=== STUDY MATERIAL ===
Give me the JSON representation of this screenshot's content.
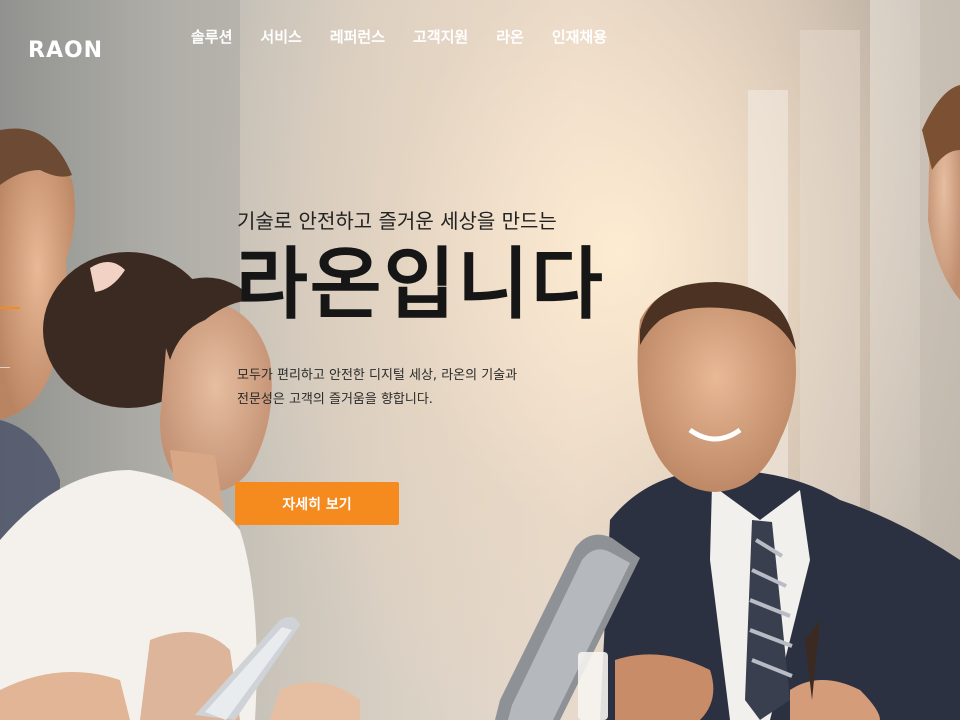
{
  "brand": {
    "logo_text": "RAON"
  },
  "nav": {
    "items": [
      "솔루션",
      "서비스",
      "레퍼런스",
      "고객지원",
      "라온",
      "인재채용"
    ]
  },
  "hero": {
    "subtitle": "기술로 안전하고 즐거운 세상을 만드는",
    "title": "라온입니다",
    "description_line1": "모두가 편리하고 안전한 디지털 세상, 라온의 기술과",
    "description_line2": "전문성은 고객의 즐거움을 향합니다.",
    "cta_label": "자세히 보기"
  },
  "colors": {
    "accent": "#f58a1f",
    "text_dark": "#161616",
    "nav_text": "#ffffff"
  }
}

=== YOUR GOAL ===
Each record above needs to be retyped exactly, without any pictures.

=== RESULT ===
Give me the JSON representation of this screenshot's content.
{
  "brand": {
    "logo_text": "RAON"
  },
  "nav": {
    "items": [
      "솔루션",
      "서비스",
      "레퍼런스",
      "고객지원",
      "라온",
      "인재채용"
    ]
  },
  "hero": {
    "subtitle": "기술로 안전하고 즐거운 세상을 만드는",
    "title": "라온입니다",
    "description_line1": "모두가 편리하고 안전한 디지털 세상, 라온의 기술과",
    "description_line2": "전문성은 고객의 즐거움을 향합니다.",
    "cta_label": "자세히 보기"
  },
  "colors": {
    "accent": "#f58a1f",
    "text_dark": "#161616",
    "nav_text": "#ffffff"
  }
}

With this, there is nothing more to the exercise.